I have high hopes that this will not only improve the overall health of the nation, with the personal and economic benefits that will flow from that, but that it will also help to place occupational medicine at the top table of frontline health support.
I see the new service:
- generating more interest from young medics looking for a specialism;
- encouraging more training and professional development; and
- linking the service back into the mainstream.
Work provides individuals with a structure to life; financial independence; a source of support; a sense of satisfaction and feelings of hope for the future. Indeed, work ticks many of Antonovsky’s boxes.
As the population is grows older, there will be an ever increasing need to make the most of our productive workforce – in particular employers will increasingly need to rely on the skills and experience of older workers.
As it is more difficult for those over 50 to return once they are out of work, supporting those employees at the onset of health conditions to remain in work is crucial.
There will be clear benefits in spending modest amounts to maintain and promote people’s health during their working life to help them to stay healthier and enjoy the benefits of an active contribution for longer.
And my final thought is that this work can also do much to tackle what for me is a far too often over-looked problem – that of our attitude to and support for people with mental health problems.
The numbers speak for themselves. At any one time, one in six working-age people will be experiencing a mental health condition. Stress, depression and anxiety take a huge toll – 44% of people on ESA have ‘mental and behavioural disorders’ as their primary diagnosis and it’s reckoned mental ill health costs the British economy up to £40 billion.
Yet this is largely a hidden epidemic – stigma and lack of understanding continues to dog efforts to provide the help that is needed and that we know can work.
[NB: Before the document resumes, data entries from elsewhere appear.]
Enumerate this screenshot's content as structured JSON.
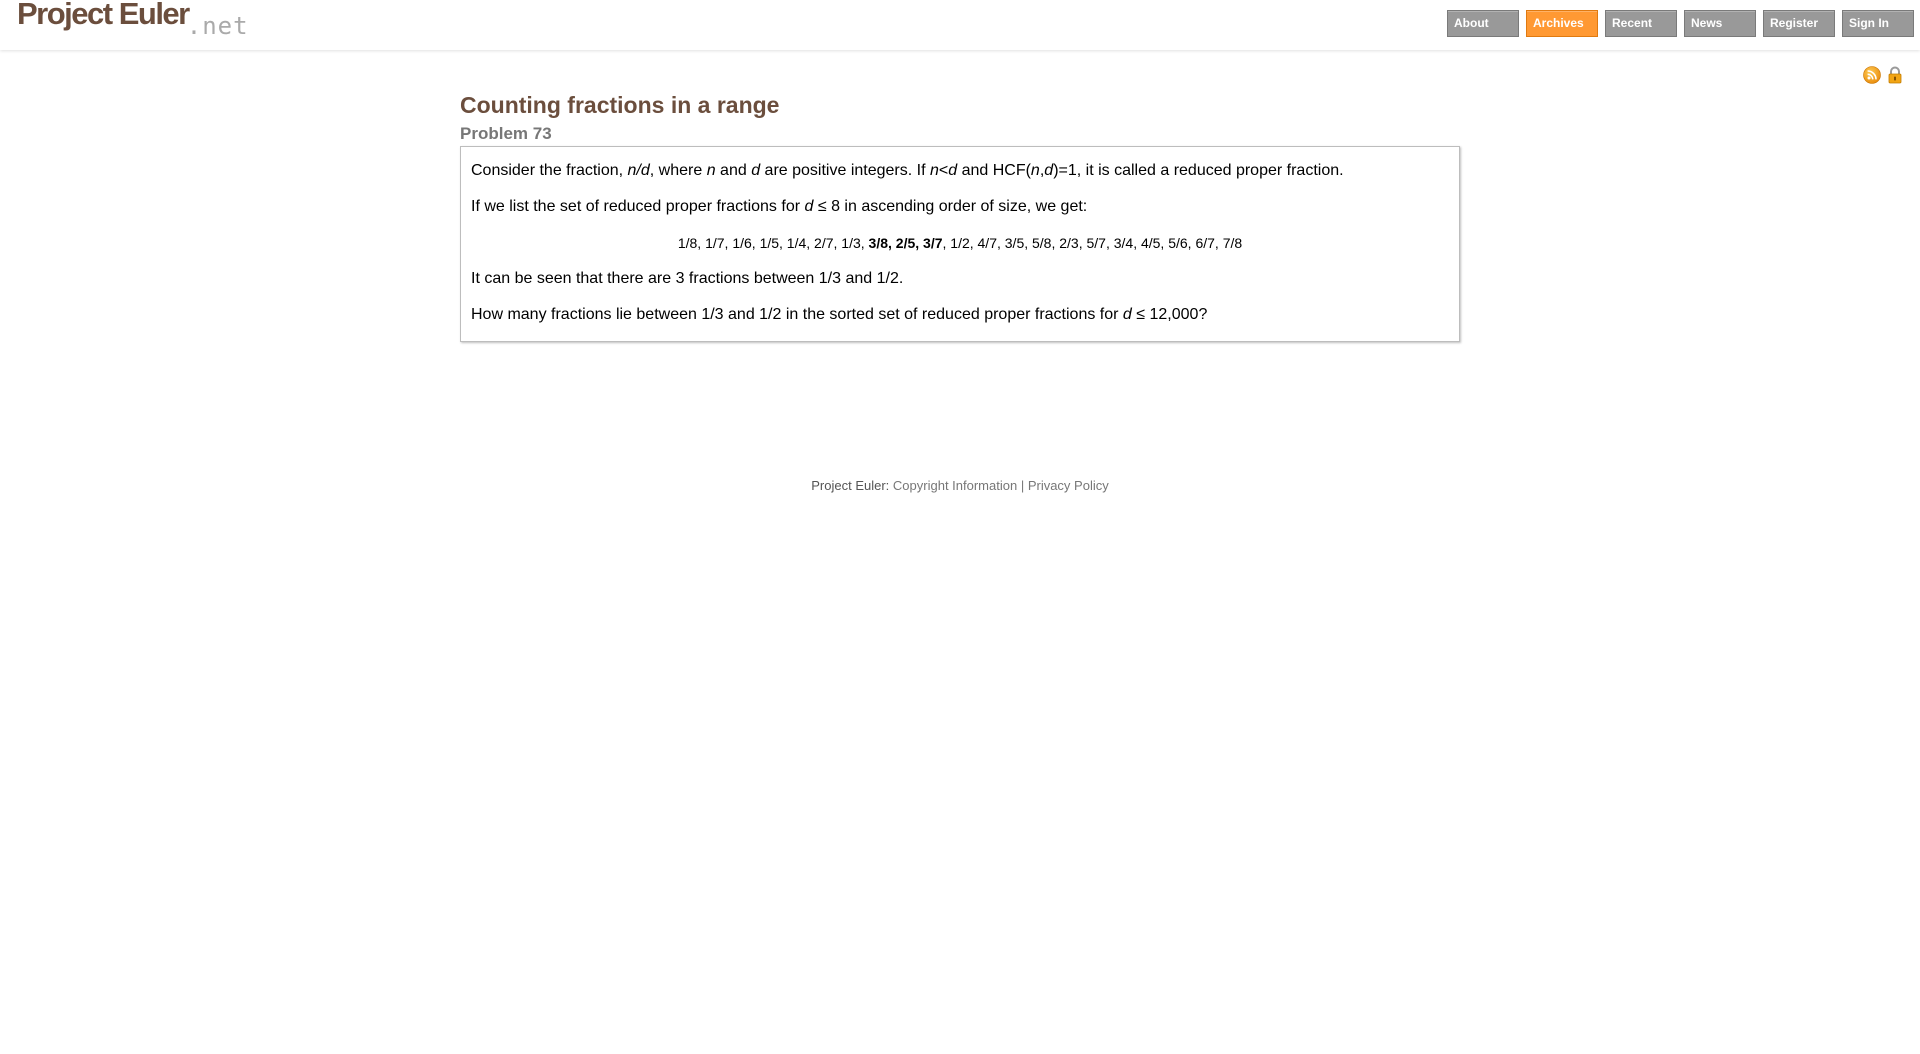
{
  "header": {
    "logo_main": "Project Euler",
    "logo_suffix": ".net",
    "nav": [
      {
        "label": "About",
        "active": false
      },
      {
        "label": "Archives",
        "active": true
      },
      {
        "label": "Recent",
        "active": false
      },
      {
        "label": "News",
        "active": false
      },
      {
        "label": "Register",
        "active": false
      },
      {
        "label": "Sign In",
        "active": false
      }
    ]
  },
  "icons": {
    "rss": "rss-icon",
    "lock": "lock-icon"
  },
  "problem": {
    "title": "Counting fractions in a range",
    "number": "Problem 73",
    "p1": {
      "a": "Consider the fraction, ",
      "n_over_d": "n/d",
      "b": ", where ",
      "n": "n",
      "c": " and ",
      "d": "d",
      "e": " are positive integers. If ",
      "n2": "n",
      "lt": "<",
      "d2": "d",
      "f": " and HCF(",
      "n3": "n",
      "comma": ",",
      "d3": "d",
      "g": ")=1, it is called a reduced proper fraction."
    },
    "p2": {
      "a": "If we list the set of reduced proper fractions for ",
      "d": "d",
      "b": " ≤ 8 in ascending order of size, we get:"
    },
    "fractions": {
      "before": "1/8, 1/7, 1/6, 1/5, 1/4, 2/7, 1/3, ",
      "highlight": "3/8, 2/5, 3/7",
      "after": ", 1/2, 4/7, 3/5, 5/8, 2/3, 5/7, 3/4, 4/5, 5/6, 6/7, 7/8"
    },
    "p3": "It can be seen that there are 3 fractions between 1/3 and 1/2.",
    "p4": {
      "a": "How many fractions lie between 1/3 and 1/2 in the sorted set of reduced proper fractions for ",
      "d": "d",
      "b": " ≤ 12,000?"
    }
  },
  "footer": {
    "prefix": "Project Euler: ",
    "copyright": "Copyright Information",
    "separator": " | ",
    "privacy": "Privacy Policy"
  },
  "colors": {
    "brand": "#6b4e3d",
    "nav_default": "#999999",
    "nav_active": "#ff9933"
  }
}
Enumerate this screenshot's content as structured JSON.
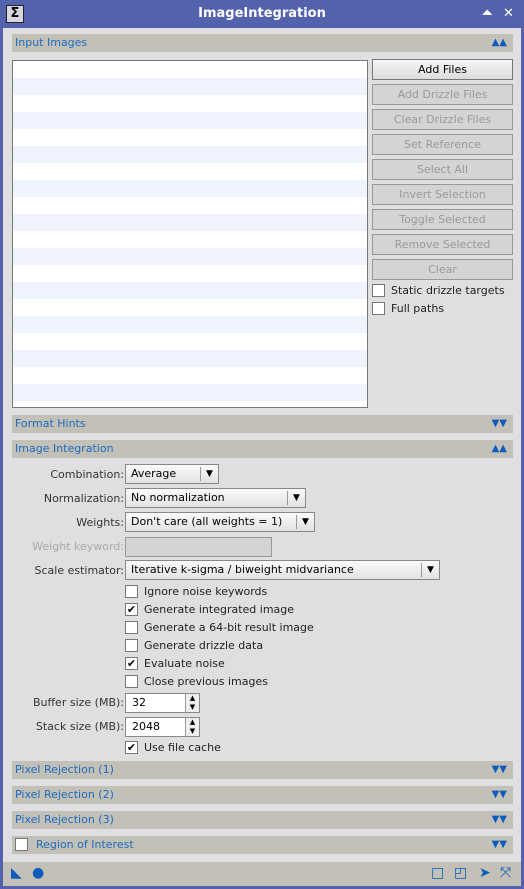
{
  "window": {
    "title": "ImageIntegration",
    "icon": "sigma-icon"
  },
  "sections": {
    "input_images": "Input Images",
    "format_hints": "Format Hints",
    "image_integration": "Image Integration",
    "pixel_rejection_1": "Pixel Rejection (1)",
    "pixel_rejection_2": "Pixel Rejection (2)",
    "pixel_rejection_3": "Pixel Rejection (3)",
    "region_of_interest": "Region of Interest"
  },
  "buttons": [
    "Add Files",
    "Add Drizzle Files",
    "Clear Drizzle Files",
    "Set Reference",
    "Select All",
    "Invert Selection",
    "Toggle Selected",
    "Remove Selected",
    "Clear"
  ],
  "input_options": {
    "static_drizzle": "Static drizzle targets",
    "full_paths": "Full paths"
  },
  "integration": {
    "combination_label": "Combination:",
    "combination": "Average",
    "normalization_label": "Normalization:",
    "normalization": "No normalization",
    "weights_label": "Weights:",
    "weights": "Don't care (all weights = 1)",
    "weight_keyword_label": "Weight keyword:",
    "weight_keyword": "",
    "scale_label": "Scale estimator:",
    "scale": "Iterative k-sigma / biweight midvariance",
    "checks": [
      {
        "label": "Ignore noise keywords",
        "checked": false
      },
      {
        "label": "Generate integrated image",
        "checked": true
      },
      {
        "label": "Generate a 64-bit result image",
        "checked": false
      },
      {
        "label": "Generate drizzle data",
        "checked": false
      },
      {
        "label": "Evaluate noise",
        "checked": true
      },
      {
        "label": "Close previous images",
        "checked": false
      }
    ],
    "buffer_label": "Buffer size (MB):",
    "buffer": "32",
    "stack_label": "Stack size (MB):",
    "stack": "2048",
    "file_cache": "Use file cache"
  },
  "colors": {
    "accent": "#1c6cc0",
    "titlebar": "#5462ad"
  }
}
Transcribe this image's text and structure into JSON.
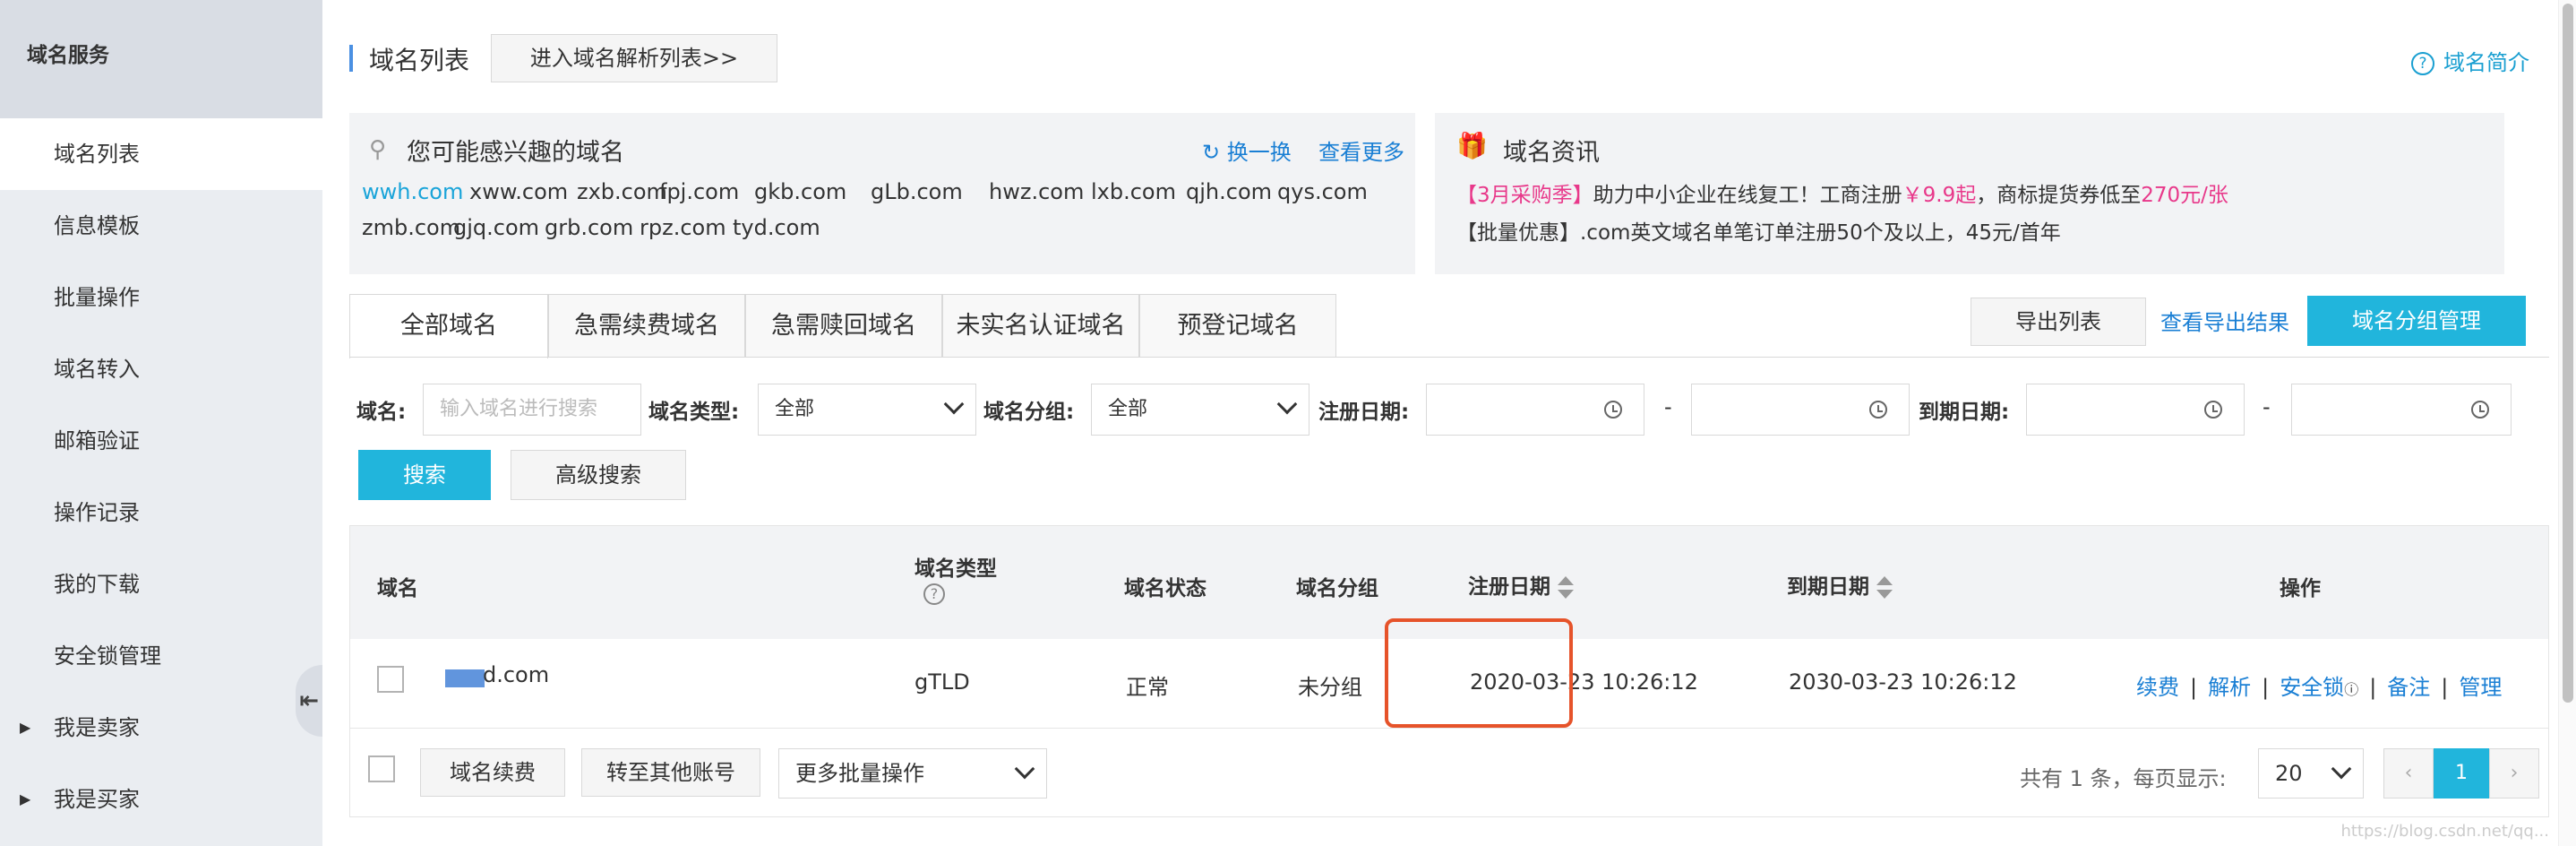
{
  "sidebar": {
    "brand": "域名服务",
    "items": [
      {
        "label": "域名列表",
        "active": true
      },
      {
        "label": "信息模板"
      },
      {
        "label": "批量操作"
      },
      {
        "label": "域名转入"
      },
      {
        "label": "邮箱验证"
      },
      {
        "label": "操作记录"
      },
      {
        "label": "我的下载"
      },
      {
        "label": "安全锁管理"
      },
      {
        "label": "我是卖家"
      },
      {
        "label": "我是买家"
      }
    ],
    "collapse_icon": "collapse-icon"
  },
  "header": {
    "title": "域名列表",
    "dns_button": "进入域名解析列表>>",
    "intro_link": "域名简介"
  },
  "interest": {
    "title": "您可能感兴趣的域名",
    "refresh": "换一换",
    "more": "查看更多",
    "domains_row1": [
      "wwh.com",
      "xww.com",
      "zxb.com",
      "fpj.com",
      "gkb.com",
      "gLb.com",
      "hwz.com",
      "lxb.com",
      "qjh.com",
      "qys.com"
    ],
    "domains_row2": [
      "zmb.com",
      "gjq.com",
      "grb.com",
      "rpz.com",
      "tyd.com"
    ]
  },
  "news": {
    "title": "域名资讯",
    "line1_tag": "【3月采购季】",
    "line1_text_a": "助力中小企业在线复工！工商注册",
    "line1_price": "￥9.9起",
    "line1_text_b": "，商标提货券低至",
    "line1_price2": "270元/张",
    "line2": "【批量优惠】.com英文域名单笔订单注册50个及以上，45元/首年"
  },
  "tabs": [
    "全部域名",
    "急需续费域名",
    "急需赎回域名",
    "未实名认证域名",
    "预登记域名"
  ],
  "toolbar": {
    "export": "导出列表",
    "export_results": "查看导出结果",
    "group_manage": "域名分组管理"
  },
  "filters": {
    "domain_label": "域名:",
    "domain_placeholder": "输入域名进行搜索",
    "type_label": "域名类型:",
    "type_value": "全部",
    "group_label": "域名分组:",
    "group_value": "全部",
    "reg_label": "注册日期:",
    "exp_label": "到期日期:",
    "dash": "-",
    "search": "搜索",
    "advanced": "高级搜索"
  },
  "table": {
    "headers": {
      "domain": "域名",
      "type": "域名类型",
      "status": "域名状态",
      "group": "域名分组",
      "reg_date": "注册日期",
      "exp_date": "到期日期",
      "actions": "操作"
    },
    "rows": [
      {
        "domain": "d.com",
        "type": "gTLD",
        "status": "正常",
        "group": "未分组",
        "reg_date": "2020-03-23 10:26:12",
        "exp_date": "2030-03-23 10:26:12",
        "actions": [
          "续费",
          "解析",
          "安全锁",
          "备注",
          "管理"
        ],
        "separator": "|"
      }
    ],
    "footer": {
      "renew": "域名续费",
      "transfer": "转至其他账号",
      "more_batch": "更多批量操作",
      "total_text": "共有 1 条，每页显示:",
      "page_size": "20",
      "prev": "‹",
      "current_page": "1",
      "next": "›"
    }
  },
  "watermark": "https://blog.csdn.net/qq..."
}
Especially as very often we know that work has to be part of the solution.
A better system to support people’s health at work could be transformative for people’s mental health.
That’s why the Minister for Care and Support and I have commissioned advice on how we can best improve the alignment of employment and health services.
We are determined to improve employment and wellbeing outcomes for people with mental health conditions, so the project will explore a number of areas including:
- When does a mental health problem warrant specific interventions by an employment service? How can this be identified in employment services without medicalising discussions unduly?
- And how can we truly achieve employment-focused health services and health-aware employment services?
I look forward to seeing the impact of our work on this pressing problem, and am pleased I’ve had the opportunity to share my thoughts with you all today.
Thank you very much for your time.